Other revenue sources include fees on green and sustainable debt capital market activities, carbon markets trading solutions and advisory services on climate investments. Most of the pool is concentrated in energy, transportation, industry and real estate, the sectors that would need the most capital to transition, Alvarez & Marsal said.
The consultancy named Barclays PLC as one of the leading practice examples for having defined a green product offering across retail, small and medium-sized enterprises, and corporate, covering debt and equity capital markets, corporate lending and consumer lending products. JPMorgan Chase & Co. was highlighted for having the largest sustainable financing target in the industry.
The 2030 ESG revenue pool represents a new revenue stream that will recur annually once banks have hit their financing targets, and the opportunity could be even bigger if efforts accelerate, de la Mora said. But banks could also lose revenue elsewhere as they start to scale down support for sectors or companies that do not align with banks' net-zero plans.
NatWest Group PLC, for example, has started to exit major oil and gas producers that do not have a credible transition plan. At the same time, the U.K.-based lender is enjoying higher revenues in products and asset classes where it is allocating more capital, such as offshore wind, said Solange Chamberlain, COO for commercial and institutional at NatWest.
"It's always hard to estimate exactly how much is new revenues rather than replacing [existing] revenues," said Chamberlain.
NatWest last year set a target to provide £100 billion of sustainable financing by the end of 2025, which is driving revenues, Chamberlain said.
For some climate initiatives it is hard to quantify the revenue impact, but the offerings and expertise are helping the bank deepen relationships with customers, Chamberlain said. For example, NatWest has deployed a carbon tracking tool to help retail clients estimate the carbon footprint of their monthly spend, and it has also put senior leaders and relationship managers through climate training, she said.
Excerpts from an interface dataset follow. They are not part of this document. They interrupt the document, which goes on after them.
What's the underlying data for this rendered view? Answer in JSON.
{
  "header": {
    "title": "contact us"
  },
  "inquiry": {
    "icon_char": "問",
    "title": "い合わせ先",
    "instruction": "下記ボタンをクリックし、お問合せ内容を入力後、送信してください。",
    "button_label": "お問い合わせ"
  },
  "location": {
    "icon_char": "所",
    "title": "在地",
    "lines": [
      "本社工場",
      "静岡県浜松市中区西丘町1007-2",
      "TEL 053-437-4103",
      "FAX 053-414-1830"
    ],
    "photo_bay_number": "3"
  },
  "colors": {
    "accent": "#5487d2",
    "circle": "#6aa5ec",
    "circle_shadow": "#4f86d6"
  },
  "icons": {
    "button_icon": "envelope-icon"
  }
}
Alvarez & Marsal found in its research that U.K. banks are broadly outperforming their European and U.S. peers when it comes to capitalizing on climate opportunities, with NatWest coming out at the top of the ranking. This can be put down to strong investment and commitment across capability areas evaluated, including green product offerings, as well as alignment targets, client orientation and involvement in transition execution.
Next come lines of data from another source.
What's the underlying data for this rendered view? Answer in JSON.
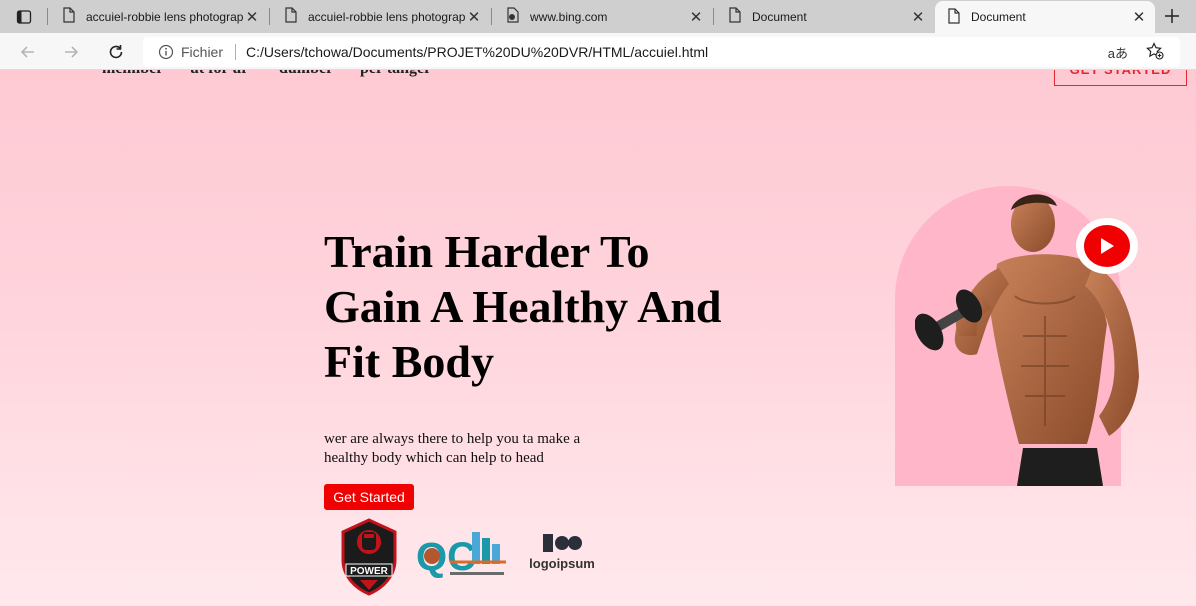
{
  "browser": {
    "tabs": [
      {
        "title": "accuiel-robbie lens photography"
      },
      {
        "title": "accuiel-robbie lens photography"
      },
      {
        "title": "www.bing.com"
      },
      {
        "title": "Document"
      },
      {
        "title": "Document"
      }
    ],
    "active_tab": 4,
    "address": {
      "scheme_label": "Fichier",
      "url": "C:/Users/tchowa/Documents/PROJET%20DU%20DVR/HTML/accuiel.html",
      "read_aloud": "aあ"
    }
  },
  "site": {
    "nav_links": [
      "meimber",
      "ut for ur",
      "dumber",
      "per tanger"
    ],
    "nav_cta": "GET STARTED",
    "hero": {
      "title": "Train Harder To Gain A Healthy And Fit Body",
      "text": "wer are always there to help you ta make a healthy body which can help to head",
      "cta": "Get Started"
    },
    "logos": {
      "power": "POWER",
      "qc": "QC",
      "ipsum": "logoipsum"
    }
  },
  "colors": {
    "accent": "#f00000",
    "hero_bg_top": "#fec9d3",
    "arch": "#ffb6c8"
  }
}
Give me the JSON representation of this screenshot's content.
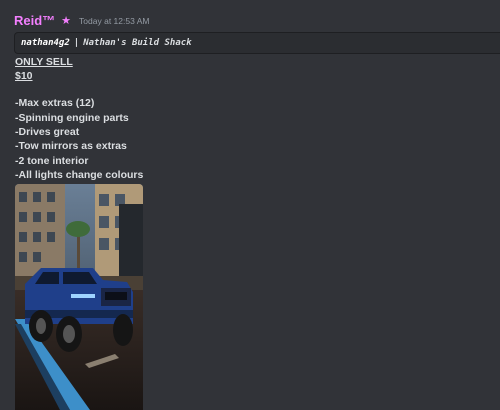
{
  "message": {
    "author": "Reid™",
    "timestamp": "Today at 12:53 AM",
    "code_block": {
      "name": "nathan4g2",
      "separator": "|",
      "shop": "Nathan's Build Shack"
    },
    "only_sell": "ONLY SELL",
    "price": "$10",
    "features": [
      "-Max extras (12)",
      "-Spinning engine parts",
      "-Drives great",
      "-Tow mirrors as extras",
      "-2 tone interior",
      "-All lights change colours"
    ]
  },
  "colors": {
    "background": "#313338",
    "author": "#f47fff",
    "timestamp": "#949ba4",
    "truck": "#1f3f8a"
  },
  "icons": {
    "role_badge": "star-icon"
  }
}
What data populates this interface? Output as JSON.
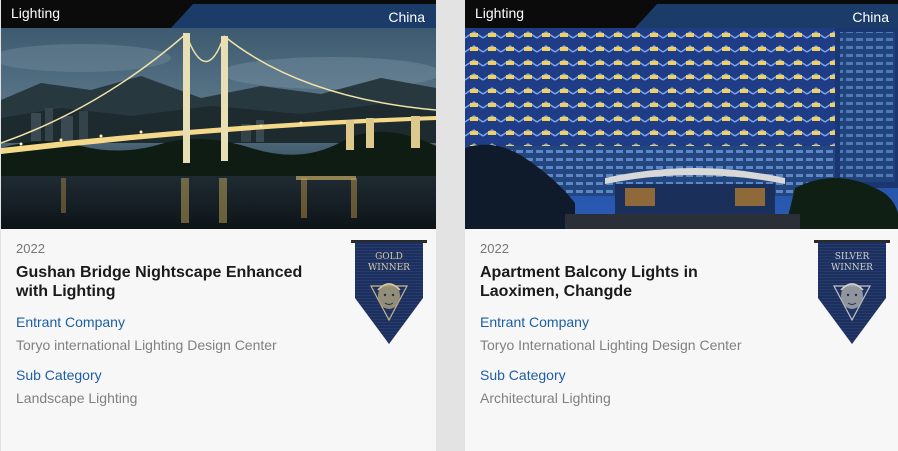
{
  "cards": [
    {
      "category": "Lighting",
      "country": "China",
      "photo_subject": "suspension-bridge-night-photo",
      "year": "2022",
      "title": "Gushan Bridge Nightscape Enhanced with Lighting",
      "entrant_label": "Entrant Company",
      "entrant": "Toryo international Lighting Design Center",
      "subcat_label": "Sub Category",
      "subcategory": "Landscape Lighting",
      "badge_line1": "GOLD",
      "badge_line2": "WINNER",
      "badge_color": "#1d2f5c"
    },
    {
      "category": "Lighting",
      "country": "China",
      "photo_subject": "apartment-balcony-lights-photo",
      "year": "2022",
      "title": "Apartment Balcony Lights in Laoximen, Changde",
      "entrant_label": "Entrant Company",
      "entrant": "Toryo International Lighting Design Center",
      "subcat_label": "Sub Category",
      "subcategory": "Architectural Lighting",
      "badge_line1": "SILVER",
      "badge_line2": "WINNER",
      "badge_color": "#1d2f5c"
    }
  ],
  "colors": {
    "top_bar": "#0b0b0b",
    "country_band": "#1b3b69",
    "link_blue": "#1d5ea5",
    "value_gray": "#808080",
    "card_bg": "#f7f7f7"
  }
}
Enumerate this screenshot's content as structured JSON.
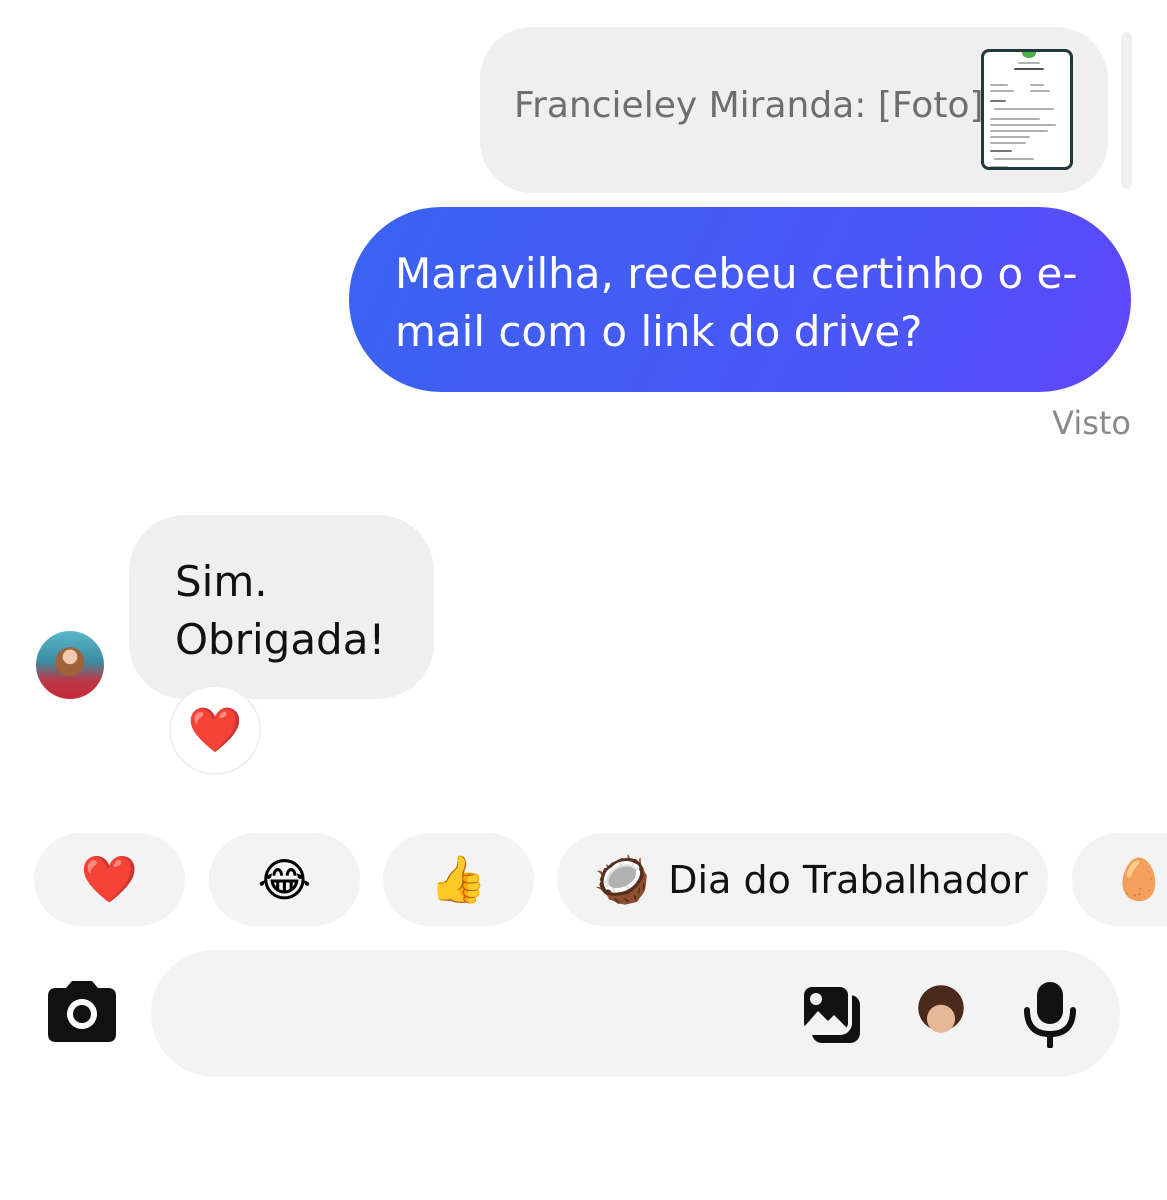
{
  "thread": {
    "reply_quote": {
      "text": "Francieley Miranda: [Foto]",
      "thumbnail_icon": "photo-thumbnail"
    },
    "outgoing_message": {
      "text": "Maravilha, recebeu certinho o e-mail com o link do drive?",
      "seen_label": "Visto",
      "bubble_gradient": [
        "#3a63f0",
        "#6046fb"
      ]
    },
    "incoming_message": {
      "text": "Sim. Obrigada!",
      "reaction": "❤️"
    }
  },
  "quick_reactions": [
    {
      "emoji": "❤️",
      "label": ""
    },
    {
      "emoji": "😂",
      "label": ""
    },
    {
      "emoji": "👍",
      "label": ""
    },
    {
      "emoji": "🥥",
      "label": "Dia do Trabalhador"
    },
    {
      "emoji": "🥚",
      "label": ""
    }
  ],
  "composer": {
    "camera_icon": "camera-icon",
    "gallery_icon": "gallery-icon",
    "sticker_icon": "avatar-sticker-icon",
    "mic_icon": "microphone-icon"
  },
  "colors": {
    "background": "#ffffff",
    "bubble_gray": "#efefef",
    "accent_blue": "#3a63f0"
  }
}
The challenge for banks is to ensure they turn their green products into an effective commercial proposition, said Nunzio Digiacomo, partner at McKinsey. Lenders are pushing product adoption by lowering the price, which could compromise the overall revenue pool, Digiacomo said, speaking at the Sibos conference Oct. 11.
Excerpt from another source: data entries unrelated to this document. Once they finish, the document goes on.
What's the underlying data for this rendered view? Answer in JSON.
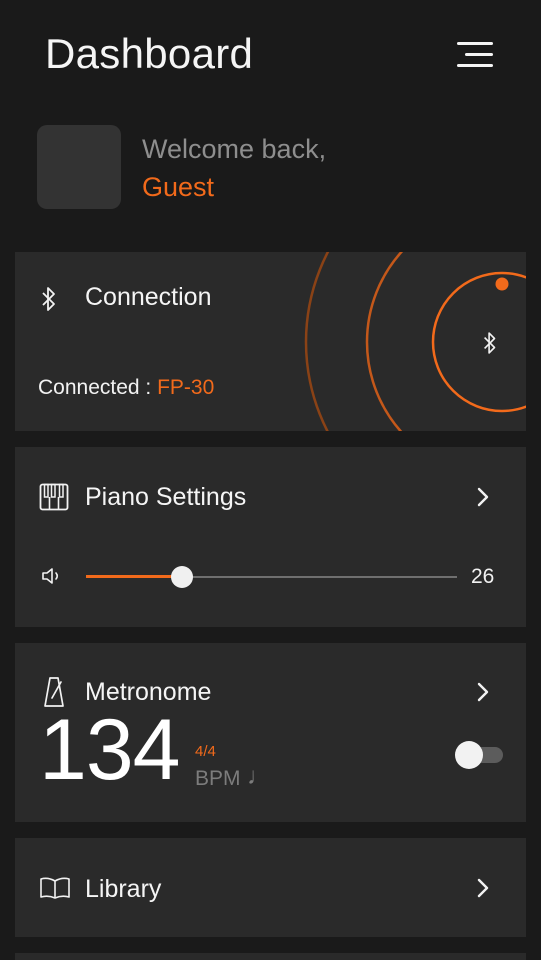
{
  "header": {
    "title": "Dashboard"
  },
  "user": {
    "welcome": "Welcome back,",
    "name": "Guest"
  },
  "connection": {
    "title": "Connected : ",
    "heading": "Connection",
    "device": "FP-30"
  },
  "piano": {
    "title": "Piano Settings",
    "volume": 26,
    "volume_max": 100
  },
  "metronome": {
    "title": "Metronome",
    "bpm": "134",
    "time_signature": "4/4",
    "unit": "BPM",
    "note_glyph": "♩",
    "enabled": false
  },
  "library": {
    "title": "Library"
  },
  "colors": {
    "accent": "#f26a1b",
    "background": "#1a1a1a",
    "card": "#2a2a2a"
  }
}
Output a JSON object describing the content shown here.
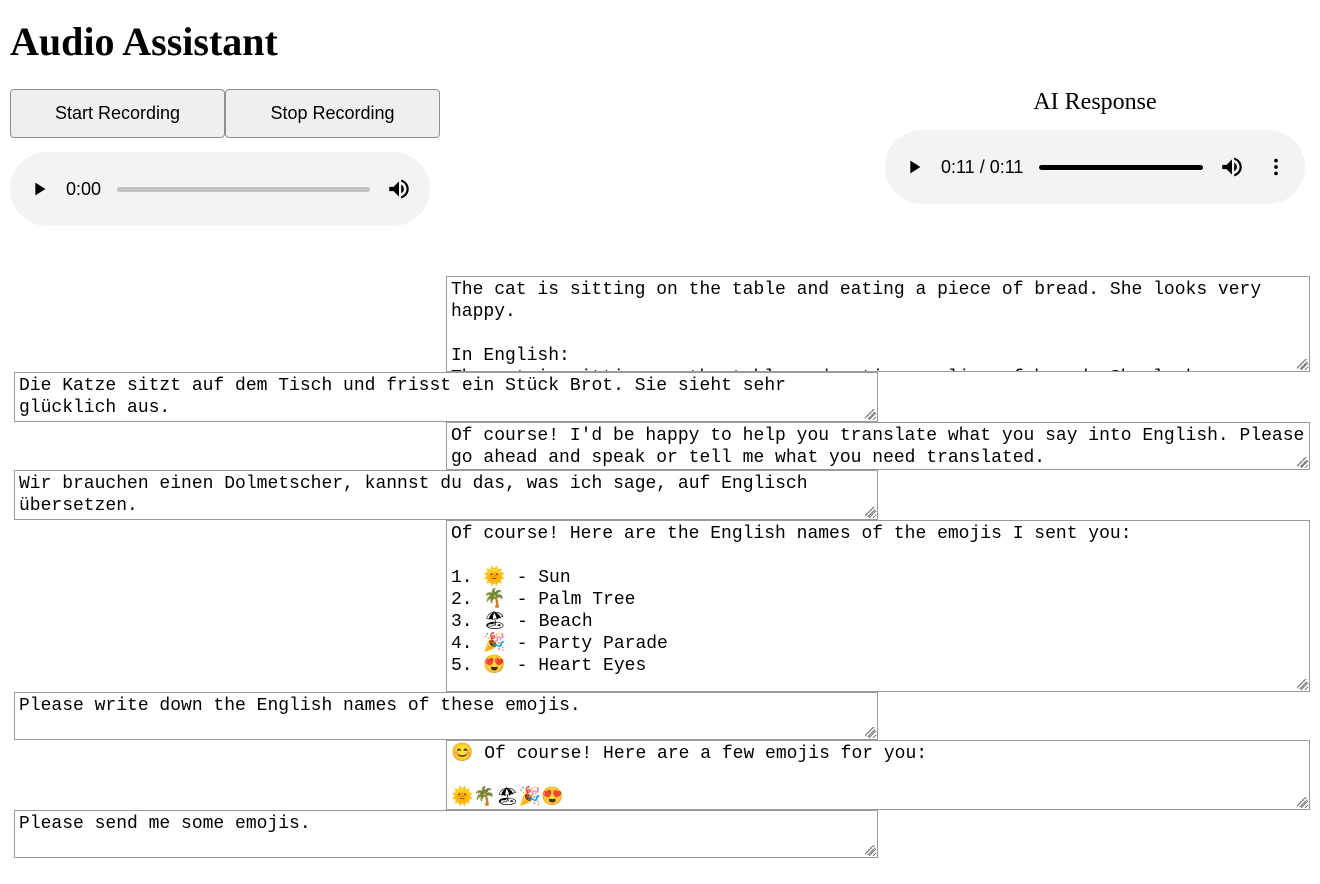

But banks could find other commercial opportunities related to their sustainability products, for example, to "upsell and cross-sell" and lock in new clients, Digiacomo said. A sustainable supply chain finance program, for example, gives banks access to suppliers of a customer, he said.
Discounting loan rates could be costly, but banks may also see it as a "seed investment into a much bigger growth plan," which can help them get crucial "boots-on-the-ground-experience," said Gill Lofts, global financial services sustainable finance leader at EY.
"There's an element here of weighing up profitability with experience and credentials," Lofts said.
Banks have also started to think of decarbonization as a "new currency" that they receive from their clients in return for leniency on margins or capital costs, said Peter Beardshaw, global financial services sustainability lead at consulting firm Accenture. This new currency may not show directly in the banks' profits and losses but will be reflected in their emissions profile, he said.